What is a living will, and how does it work?

What is a living will, and how does it work?

On Behalf of | Mar 5, 2024 | ELDER LAW - Estate Planning

Various legal documents can help you prepare for different unpredictable life events, including incapacity related to medical emergencies. In these instances, it could be vital to establish who can decide on your behalf when you cannot do so for yourself. Living wills exist to address these situations, also known as advance directives.

This document has a specific function: expressing your preferences and wishes concerning medical care, including a designated person who can make decisions for you in scenarios excluded from the will. This type of will can be helpful in unexpected medical incidents, helping lighten the load on your family members so they can focus on you and your welfare.

Having a functioning living will

A living will can only be functional under specific circumstances. Firstly, you should give or share a copy with trustworthy people, such as family members, health care providers and your attorney. If you fail to take this step, it might have no bearing despite its existence.

Additionally, the document must meet requirements set by state law to become valid. In New Jersey, you would complete a form, sign it and include signatures of two other witnesses. Because of variations in state policies, you can consider adjusting your will or creating different versions that comply with the regulations within the states where you usually reside.

Drafting a living will appropriately

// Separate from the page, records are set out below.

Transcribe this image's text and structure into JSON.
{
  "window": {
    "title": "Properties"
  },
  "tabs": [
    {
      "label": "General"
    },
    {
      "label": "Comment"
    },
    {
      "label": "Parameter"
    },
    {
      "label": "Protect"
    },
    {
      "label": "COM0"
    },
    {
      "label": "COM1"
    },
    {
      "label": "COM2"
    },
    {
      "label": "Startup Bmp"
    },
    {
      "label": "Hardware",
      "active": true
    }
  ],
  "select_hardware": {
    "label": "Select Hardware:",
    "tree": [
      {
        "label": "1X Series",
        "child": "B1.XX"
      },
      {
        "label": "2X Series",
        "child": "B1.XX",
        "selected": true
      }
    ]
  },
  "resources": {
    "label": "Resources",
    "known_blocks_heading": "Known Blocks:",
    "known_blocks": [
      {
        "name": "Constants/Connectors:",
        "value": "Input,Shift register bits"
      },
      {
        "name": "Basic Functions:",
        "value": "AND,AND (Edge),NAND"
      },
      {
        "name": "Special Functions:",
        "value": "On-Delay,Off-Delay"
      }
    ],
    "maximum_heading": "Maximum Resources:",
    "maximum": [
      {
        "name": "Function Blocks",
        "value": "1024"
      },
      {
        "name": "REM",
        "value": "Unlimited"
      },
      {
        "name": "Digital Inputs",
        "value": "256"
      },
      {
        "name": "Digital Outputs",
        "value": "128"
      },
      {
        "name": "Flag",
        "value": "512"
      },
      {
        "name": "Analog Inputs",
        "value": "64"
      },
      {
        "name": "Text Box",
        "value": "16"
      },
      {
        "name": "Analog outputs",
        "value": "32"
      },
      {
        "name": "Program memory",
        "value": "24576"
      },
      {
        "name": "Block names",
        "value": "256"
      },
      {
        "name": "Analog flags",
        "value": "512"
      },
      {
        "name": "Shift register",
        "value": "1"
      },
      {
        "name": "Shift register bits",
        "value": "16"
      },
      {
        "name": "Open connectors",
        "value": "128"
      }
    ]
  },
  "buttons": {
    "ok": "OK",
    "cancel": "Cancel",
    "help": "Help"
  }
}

Creating a living will can come with complications, which could be typical for all legal documents. In these situations, seeking legal counsel before drafting the document can be beneficial. Experienced guidance can help you determine what to include in your living will and choose other appropriate legal tools to help you prepare for any uncertainties.